This one is for my fellow authors: those of us who feel fulfilled, and yet guilty, for writing fiction. Yep: today I wanted to address the topic of writer’s guilt. Chances are you’ve experienced it just as I have.
Feeling guilty for pursuing a career as an author is something that’s always plagued me. While writer’s guilt is related in some ways to the inner editor (my inner editor is a donkey named Eeyore), it’s actually quite distinct.
The inner editor tells you you’re no good at writing, and you’re wasting your time because everything you produce is slop.
Writer’s guilt is knowing you write well, but feeling that you’re selfish, idealistic, and irresponsible for writing when you could be doing something more profitable and practical with your time.

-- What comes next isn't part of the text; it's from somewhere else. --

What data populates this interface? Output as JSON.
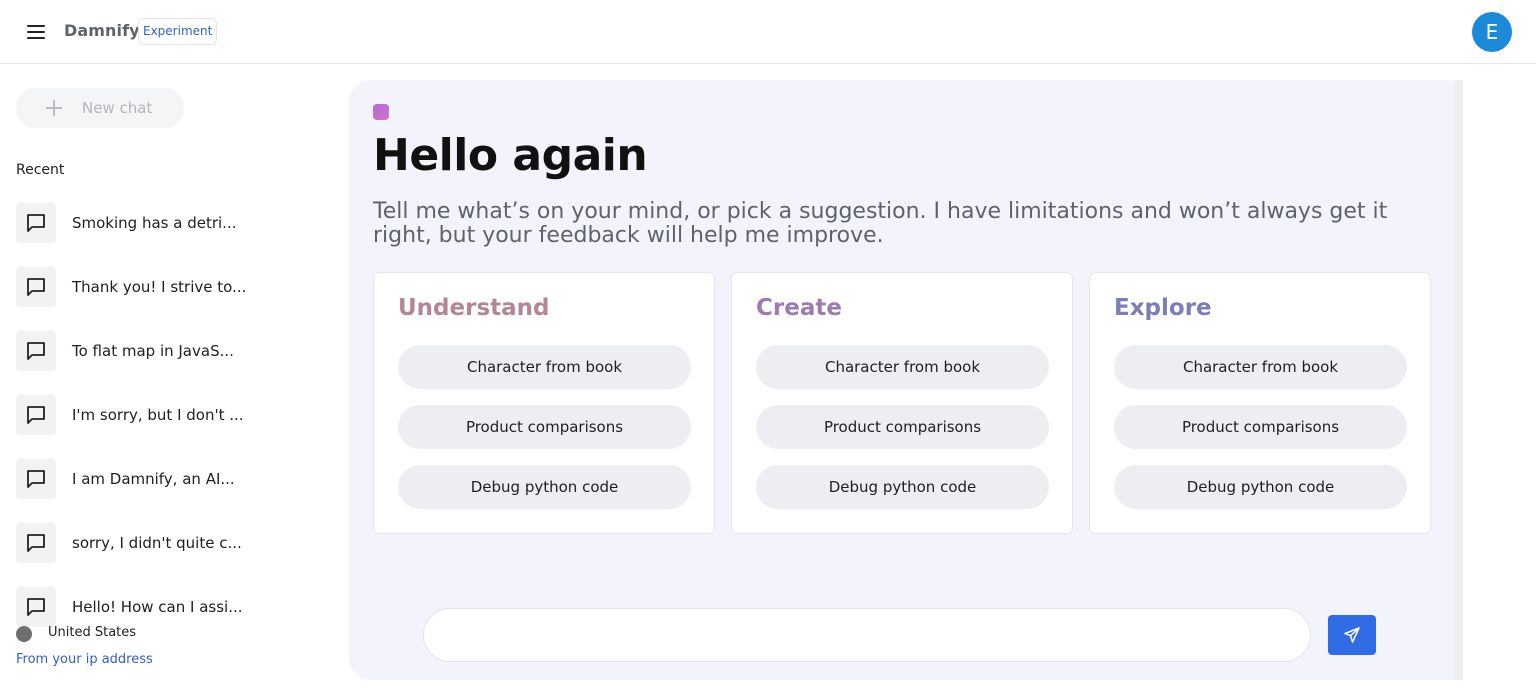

GUILT AND GRADUATE SCHOOL
The guilt hit me hard during my years in graduate school. I excelled in my classes, but the thing about being a graduate student fellow is that you have tons of responsibilities.
- Teaching, grading, lesson-planning
- Planning your department’s conference
- Researching your work and writing papers
- Trying to present your work at conferences
- Reading to prepare for your classes and going to class
Graduate school is not the kind of job you can leave at the office and not think about when you’re not on campus. There was always something work-related I could have been doing when I took an hour or two to write my fiction.
Now that I’ve left my department without my PhD (but fluent in Spanish and with a Master’s, which I’m hoping will somehow help me find a job) I’m seeking a meaningful career, and every minute I’m not job hunting, I feel as though I should be (even though there are only so many hours in a row you can job hunt before you go crazy).
We writers all know we likely will never support ourselves financially from our fiction.
We all know we need to give priority, urgency, and dedication to our careers–whatever those may be–and write in our “off-time.”
HOW TO FIGHT THE GUILT
Here are some things I do/did to alleviate my writer’s guilt.
- I timed out how long to write. I did this in graduate school: I could afford to spend an hour, maybe an hour and a half a day writing, so I made sure I didn’t spend more than that writing. I kept a careful eye on the clock, and when writing time was over, it was over. (This helped me get the most out of my time…. I had a “deadline” to meet.)
- I kept my work life organized with daily to-d0 lists. This prevented me from dropping the ball anywhere, gave me strength to stop writing when writing time was up, and helped me to understand that I was fine taking some time to write during the morning because I was getting everything else done as well.
- I used additional writing time as a reward. When I ended up with spare time in the evening, after finishing everything I knew I needed to get done for the day, I let myself write more. But that wasn’t a regular thing: work, of course, came first.
- I ignored the idiots who implied writing fiction was a waste of my time. Because I knew it wasn’t. It fulfilled me and made me ponder life’s big questions, which meant it wasn’t a waste even if I never published. Since I was treating fiction as a hobby–I had to–there was nothing to feel guilty about. I wrote instead of watching lots of tv. (I watch more tv now, I admit. It’s a problem…. One I’m fixing day by day.)
- I focused on the benefits of having limited writing time, proving to myself I wasn’t writing “too much.” I didn’t burn out on a project, for one. I had time to let a scene settle in my brain before I moved past it to write the next one. And I was able to feel accomplished and productive in other areas of my life besides my fiction.
It’s a strange phenomenon, how we tend to feel guilty for pursuing our dreams and doing something we love just because it doesn’t pay the bills. But many of us know that guilt all too well.
All of us would love to support ourselves financially writing fiction. The fact is, most of us have to treat writing fiction as a hobby, and that’s all right. Devoting some time to “hobbies” is not something to condemn or feel bad about, no matter what your scumbag brain tells you.
When you have to treat fiction as a hobby and you do just that, writing an hour in the morning or ninety minutes at night, that’s not something to feel guilty about.
I’m not sure where this guilt comes from. I think mine is rooted in my perfectionism. Sometimes it’s hard to justify spending time writing when I could use that time to perfect a work project or get a head start on a different one.
Still, when my work is of great quality, I’m meeting all deadlines, and I’m getting no complaints from anyone concerning my work performance, there’s nothing wrong with a bit of fiction time.
When I am putting in multiple job applications a day, going on interviews, and actively seeking work, writing time is a good stress relief. It’s a sanity stabilizer. Job hunting is hard, and draining, and receiving multiple rejections a day beats a person down.
If writing–right now, that means running my blog and editing/ formatting “Writing for You”–helps me recharge and decompress in order to “keep on keeping on” in the job hunt, then writing is actually beneficial to my work life.
In what ways have you faced writer’s guilt? What do you tell yourself–and others–when people suggest you’re foolish for pursuing your fiction?
This has been one of my more personal posts, but I hope it resonates with a lot of fellow writers and alleviates the guilt! If you enjoyed this post, you might also find Lisa England’s guest post about perfectionism an inspiring read.